The Coast Road
by Robinson Jeffers
(1887 – 1962)
from: Such Counsels You Gave To Me
A horseman high-alone as an eagle on the spur of the mountain over
Mirmas Canyon draws rein, looks down
At the bridge-builders, men, trucks, the power-shovels, the teeming end of
the new coast-road at the mountain’s base.
He sees the loops of the road go northward, headland beyond headland,
into gray mist over Fraser’s Point,
He shakes his fist and makes the gesture of wringing a chicken’s neck,
scowls and rides higher.
Believe that the life of men who ride horses, herders of cattle on the
mountain pasture, plowers of remote
Rock-narrowed farms in poverty and freedom, is a good life. At the far end
of those loops of road
Is what will come and destroy it, a rich and vulgar and bewildered
civilization dying at the core,
A world that is feverishly preparing new wars, peculiarly vicious ones, and
heavier tyrannies, a strangely
Missionary world, road-builder, wind-rider, educator, printer and
picture-maker and broad-caster,
So eager, like an old drunken whore, pathetically eager to impose the
seduction of her fled charms
On all that through ignorance or isolation might have escaped them. I hope
the weathered horseman up yonder
Will die before he knows what this eager world will do to his children.
More tough-minded men

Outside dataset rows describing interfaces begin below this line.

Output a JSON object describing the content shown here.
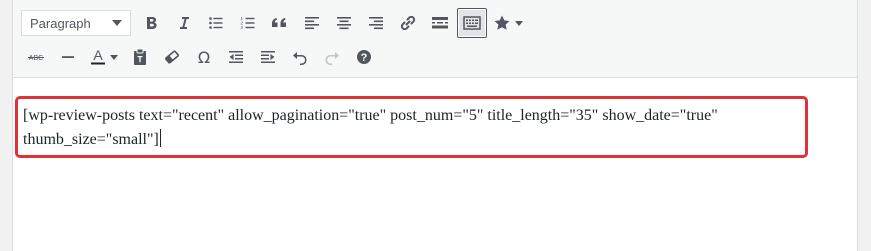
{
  "toolbar": {
    "format_select": {
      "value": "Paragraph"
    },
    "row1_icons": [
      "bold-icon",
      "italic-icon",
      "bulleted-list-icon",
      "numbered-list-icon",
      "blockquote-icon",
      "align-left-icon",
      "align-center-icon",
      "align-right-icon",
      "link-icon",
      "read-more-icon",
      "toolbar-toggle-icon",
      "star-icon"
    ],
    "row2_icons": [
      "strikethrough-icon",
      "horizontal-line-icon",
      "text-color-icon",
      "paste-as-text-icon",
      "clear-formatting-icon",
      "special-character-icon",
      "decrease-indent-icon",
      "increase-indent-icon",
      "undo-icon",
      "redo-icon",
      "help-icon"
    ],
    "strikethrough_glyph": "ABC",
    "text_color_glyph": "A",
    "special_char_glyph": "Ω",
    "help_glyph": "?"
  },
  "content": {
    "shortcode_text": "[wp-review-posts text=\"recent\" allow_pagination=\"true\" post_num=\"5\" title_length=\"35\" show_date=\"true\" thumb_size=\"small\"]"
  },
  "colors": {
    "highlight_border": "#e0313b",
    "icon_color": "#50575e"
  }
}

Can repulse an old whore, or cynically accept her drunken kindnesses for
what they are worth,
But the innocent and credulous are soon corrupted.

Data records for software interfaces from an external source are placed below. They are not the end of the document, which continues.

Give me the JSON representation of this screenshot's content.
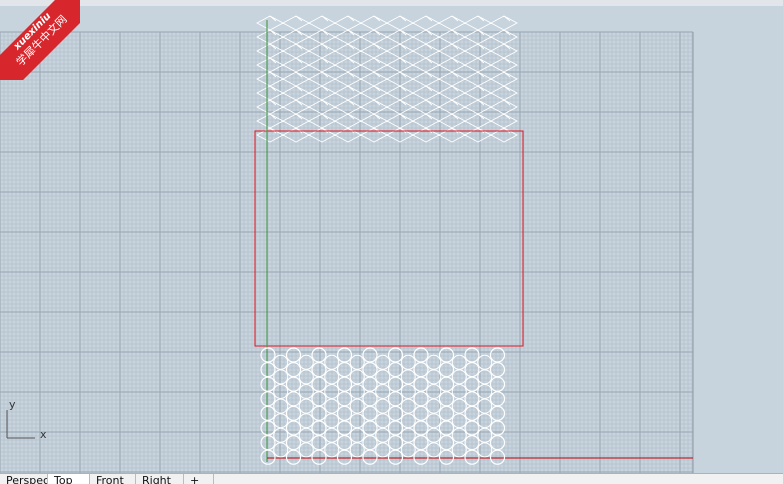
{
  "watermark": {
    "brand_latin": "xuexiniu",
    "brand_cn": "学犀牛中文网"
  },
  "viewport": {
    "axis_y_label": "y",
    "axis_x_label": "x",
    "colors": {
      "background": "#c7d3dd",
      "grid_minor": "#aebbc6",
      "grid_major": "#97a6b2",
      "selection_rect": "#e0141e",
      "green_axis": "#4e9e55",
      "red_axis": "#c0272d",
      "wireframe": "#ffffff"
    }
  },
  "tabs": [
    {
      "label": "Perspective"
    },
    {
      "label": "Top",
      "active": true
    },
    {
      "label": "Front"
    },
    {
      "label": "Right"
    },
    {
      "label": "+"
    }
  ]
}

Where is our consolation? Beautiful beyond belief
The heights glimmer in the sliding cloud, the great bronze gorge-cut sides
of the mountain tower up invincibly,
Not the least hurt by this ribbon of road carved on their sea-foot.